- **EXERCISE DESCRIPTION**: I'd like the number of lines in the material below that include the word "color", written with no other text.

- **EXTRACTED MATERIAL**:
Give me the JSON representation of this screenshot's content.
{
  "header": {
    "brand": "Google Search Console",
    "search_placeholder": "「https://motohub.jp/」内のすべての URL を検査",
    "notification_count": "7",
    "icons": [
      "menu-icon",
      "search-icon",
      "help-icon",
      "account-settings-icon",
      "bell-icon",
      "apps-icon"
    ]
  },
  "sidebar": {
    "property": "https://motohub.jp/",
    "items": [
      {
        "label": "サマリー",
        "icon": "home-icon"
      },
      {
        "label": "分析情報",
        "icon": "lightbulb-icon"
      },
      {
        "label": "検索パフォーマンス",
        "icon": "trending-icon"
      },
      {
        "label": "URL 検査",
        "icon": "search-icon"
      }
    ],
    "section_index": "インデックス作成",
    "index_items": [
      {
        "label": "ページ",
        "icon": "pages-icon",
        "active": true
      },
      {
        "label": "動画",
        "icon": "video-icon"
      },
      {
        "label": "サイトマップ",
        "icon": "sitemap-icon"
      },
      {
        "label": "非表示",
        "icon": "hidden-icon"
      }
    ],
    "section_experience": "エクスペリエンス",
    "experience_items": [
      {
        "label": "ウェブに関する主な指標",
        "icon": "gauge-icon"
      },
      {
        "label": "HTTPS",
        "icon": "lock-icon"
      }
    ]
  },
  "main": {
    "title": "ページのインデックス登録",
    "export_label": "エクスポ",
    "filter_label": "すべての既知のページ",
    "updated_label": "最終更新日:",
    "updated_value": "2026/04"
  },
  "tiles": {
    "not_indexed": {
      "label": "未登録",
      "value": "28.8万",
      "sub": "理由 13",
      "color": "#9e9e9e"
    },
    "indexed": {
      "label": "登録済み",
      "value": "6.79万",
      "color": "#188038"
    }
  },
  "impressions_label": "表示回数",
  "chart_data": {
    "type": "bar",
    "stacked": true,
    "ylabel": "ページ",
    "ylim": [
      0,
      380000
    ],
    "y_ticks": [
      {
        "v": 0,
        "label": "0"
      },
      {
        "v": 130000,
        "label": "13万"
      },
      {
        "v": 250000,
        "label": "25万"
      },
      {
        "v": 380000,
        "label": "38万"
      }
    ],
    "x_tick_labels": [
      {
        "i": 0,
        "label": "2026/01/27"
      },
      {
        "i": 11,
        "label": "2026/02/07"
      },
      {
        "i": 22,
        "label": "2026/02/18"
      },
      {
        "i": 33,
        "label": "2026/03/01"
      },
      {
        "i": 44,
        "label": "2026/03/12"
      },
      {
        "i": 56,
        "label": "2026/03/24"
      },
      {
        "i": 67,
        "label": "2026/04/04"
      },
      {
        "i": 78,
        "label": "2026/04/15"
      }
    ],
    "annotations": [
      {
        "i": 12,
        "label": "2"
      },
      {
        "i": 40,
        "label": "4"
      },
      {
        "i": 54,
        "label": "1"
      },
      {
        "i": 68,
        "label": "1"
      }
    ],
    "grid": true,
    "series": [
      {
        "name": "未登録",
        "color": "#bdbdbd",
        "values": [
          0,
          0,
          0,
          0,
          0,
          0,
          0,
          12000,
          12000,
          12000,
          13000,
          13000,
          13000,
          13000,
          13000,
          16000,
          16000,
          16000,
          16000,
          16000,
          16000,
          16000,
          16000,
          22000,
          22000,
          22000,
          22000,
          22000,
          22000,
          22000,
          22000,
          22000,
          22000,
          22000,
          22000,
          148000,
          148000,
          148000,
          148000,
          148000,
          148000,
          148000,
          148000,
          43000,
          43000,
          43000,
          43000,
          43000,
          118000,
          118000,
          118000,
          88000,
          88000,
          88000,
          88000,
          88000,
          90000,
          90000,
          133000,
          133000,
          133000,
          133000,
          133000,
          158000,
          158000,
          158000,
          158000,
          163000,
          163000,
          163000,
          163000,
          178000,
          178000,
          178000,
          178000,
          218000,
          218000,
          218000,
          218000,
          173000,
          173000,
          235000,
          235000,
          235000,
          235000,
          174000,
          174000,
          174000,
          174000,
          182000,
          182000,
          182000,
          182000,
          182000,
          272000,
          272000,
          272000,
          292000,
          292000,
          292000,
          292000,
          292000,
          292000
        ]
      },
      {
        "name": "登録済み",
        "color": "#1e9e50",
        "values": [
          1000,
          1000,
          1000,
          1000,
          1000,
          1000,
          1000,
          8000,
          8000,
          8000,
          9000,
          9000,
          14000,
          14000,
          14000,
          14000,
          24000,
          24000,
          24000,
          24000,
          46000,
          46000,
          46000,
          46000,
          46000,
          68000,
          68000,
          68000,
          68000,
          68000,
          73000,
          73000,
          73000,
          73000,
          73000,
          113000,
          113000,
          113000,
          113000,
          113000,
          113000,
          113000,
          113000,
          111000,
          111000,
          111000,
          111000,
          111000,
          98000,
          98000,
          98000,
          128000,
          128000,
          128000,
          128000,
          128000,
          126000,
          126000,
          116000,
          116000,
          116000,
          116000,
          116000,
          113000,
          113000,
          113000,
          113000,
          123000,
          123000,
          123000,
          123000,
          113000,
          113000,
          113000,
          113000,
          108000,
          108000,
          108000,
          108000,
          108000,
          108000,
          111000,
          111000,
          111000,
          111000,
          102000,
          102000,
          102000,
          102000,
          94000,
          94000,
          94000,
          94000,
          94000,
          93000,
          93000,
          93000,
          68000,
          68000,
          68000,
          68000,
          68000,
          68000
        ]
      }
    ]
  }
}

- **SOLUTION TO THIS PROBLEM**: 4